Wednesday, October 31, 2012

Utah's Thirst for Water Comes with $13.7 Billion Price Tag

The ability to turn on the tap, flush the toilet and water the garden over the next 20 years will be a multibillion-dollar challenge in Utah because of new water and sewer systems that state officials say must be put in place.

A statewide list of water projects, including their costs, is being shopped to Utah lawmakers, along with the warning that it is better to plan now and pay now, rather than wait until dams fail or taps run dry.

The numbers are staggering, adding up to $13.7 billion. And that doesn't include billions identified for controversial projects such as the Lake Powell Pipeline or the Bear River Development project.

The Utah divisions of water quality and water resources and other public agencies compiled the list of water infrastructure needs in Utah that provides just one glimpse of a national problem decades in the making.

A roundtable highlighting the water infrastructure challenges across the country estimated the cost to maintain and replace drinking water systems alone at $1 trillion.

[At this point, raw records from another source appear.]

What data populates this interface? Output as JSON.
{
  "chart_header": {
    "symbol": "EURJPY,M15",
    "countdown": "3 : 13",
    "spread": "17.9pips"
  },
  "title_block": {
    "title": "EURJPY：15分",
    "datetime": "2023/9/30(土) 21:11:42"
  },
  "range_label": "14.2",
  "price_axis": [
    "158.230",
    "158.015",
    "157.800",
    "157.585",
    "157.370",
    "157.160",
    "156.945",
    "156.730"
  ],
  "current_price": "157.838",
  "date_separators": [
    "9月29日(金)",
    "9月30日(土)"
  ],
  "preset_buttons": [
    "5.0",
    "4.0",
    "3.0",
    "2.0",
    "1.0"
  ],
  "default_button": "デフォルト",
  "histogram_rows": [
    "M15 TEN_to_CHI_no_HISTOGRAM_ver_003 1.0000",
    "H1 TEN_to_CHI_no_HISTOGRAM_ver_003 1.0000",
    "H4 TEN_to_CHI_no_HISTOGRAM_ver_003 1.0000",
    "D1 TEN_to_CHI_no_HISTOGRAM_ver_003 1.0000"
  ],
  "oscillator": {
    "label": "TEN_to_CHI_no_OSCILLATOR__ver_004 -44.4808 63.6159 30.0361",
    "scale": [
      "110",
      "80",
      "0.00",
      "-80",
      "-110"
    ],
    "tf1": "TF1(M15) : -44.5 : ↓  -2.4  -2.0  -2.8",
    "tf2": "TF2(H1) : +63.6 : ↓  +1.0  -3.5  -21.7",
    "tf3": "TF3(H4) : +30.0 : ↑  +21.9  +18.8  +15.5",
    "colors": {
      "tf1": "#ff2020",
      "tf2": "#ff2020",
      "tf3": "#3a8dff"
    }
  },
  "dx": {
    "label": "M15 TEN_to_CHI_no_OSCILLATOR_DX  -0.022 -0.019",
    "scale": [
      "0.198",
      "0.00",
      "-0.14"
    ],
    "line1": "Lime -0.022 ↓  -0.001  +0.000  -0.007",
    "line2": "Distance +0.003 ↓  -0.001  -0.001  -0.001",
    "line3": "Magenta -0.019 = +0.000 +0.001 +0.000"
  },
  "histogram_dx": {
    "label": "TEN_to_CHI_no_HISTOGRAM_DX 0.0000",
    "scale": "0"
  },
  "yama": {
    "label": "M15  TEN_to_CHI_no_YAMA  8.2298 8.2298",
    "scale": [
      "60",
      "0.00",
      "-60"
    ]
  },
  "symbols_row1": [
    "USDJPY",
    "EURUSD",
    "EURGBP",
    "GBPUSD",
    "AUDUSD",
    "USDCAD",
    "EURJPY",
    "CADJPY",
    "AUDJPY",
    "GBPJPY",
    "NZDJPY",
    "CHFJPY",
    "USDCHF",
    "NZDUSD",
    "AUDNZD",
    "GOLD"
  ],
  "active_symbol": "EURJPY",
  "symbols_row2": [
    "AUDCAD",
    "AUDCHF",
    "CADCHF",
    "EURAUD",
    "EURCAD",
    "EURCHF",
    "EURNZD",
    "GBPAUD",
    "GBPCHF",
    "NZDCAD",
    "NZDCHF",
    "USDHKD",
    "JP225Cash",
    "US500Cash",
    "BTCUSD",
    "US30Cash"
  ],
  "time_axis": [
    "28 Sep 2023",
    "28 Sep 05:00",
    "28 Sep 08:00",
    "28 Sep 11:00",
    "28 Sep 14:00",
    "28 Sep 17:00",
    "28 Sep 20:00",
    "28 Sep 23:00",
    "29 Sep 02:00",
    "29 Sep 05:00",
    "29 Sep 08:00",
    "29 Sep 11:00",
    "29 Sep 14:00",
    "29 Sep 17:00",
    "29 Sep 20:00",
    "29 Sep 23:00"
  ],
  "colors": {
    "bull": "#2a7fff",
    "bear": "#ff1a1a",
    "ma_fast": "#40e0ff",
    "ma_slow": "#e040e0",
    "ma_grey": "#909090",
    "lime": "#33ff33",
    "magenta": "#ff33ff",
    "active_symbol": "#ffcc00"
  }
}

Hosted by the Conservation Leadership Partnership, the discussion earlier this month took on new urgency as most of the nation continues to recover from the worst drought in 50 years.

The partnership is an initiative seeking to broker new alternatives to persistent conservation problems, emphasizing the need for public-private partnerships and entrepreneurship and "ground-up" solutions. Deseret News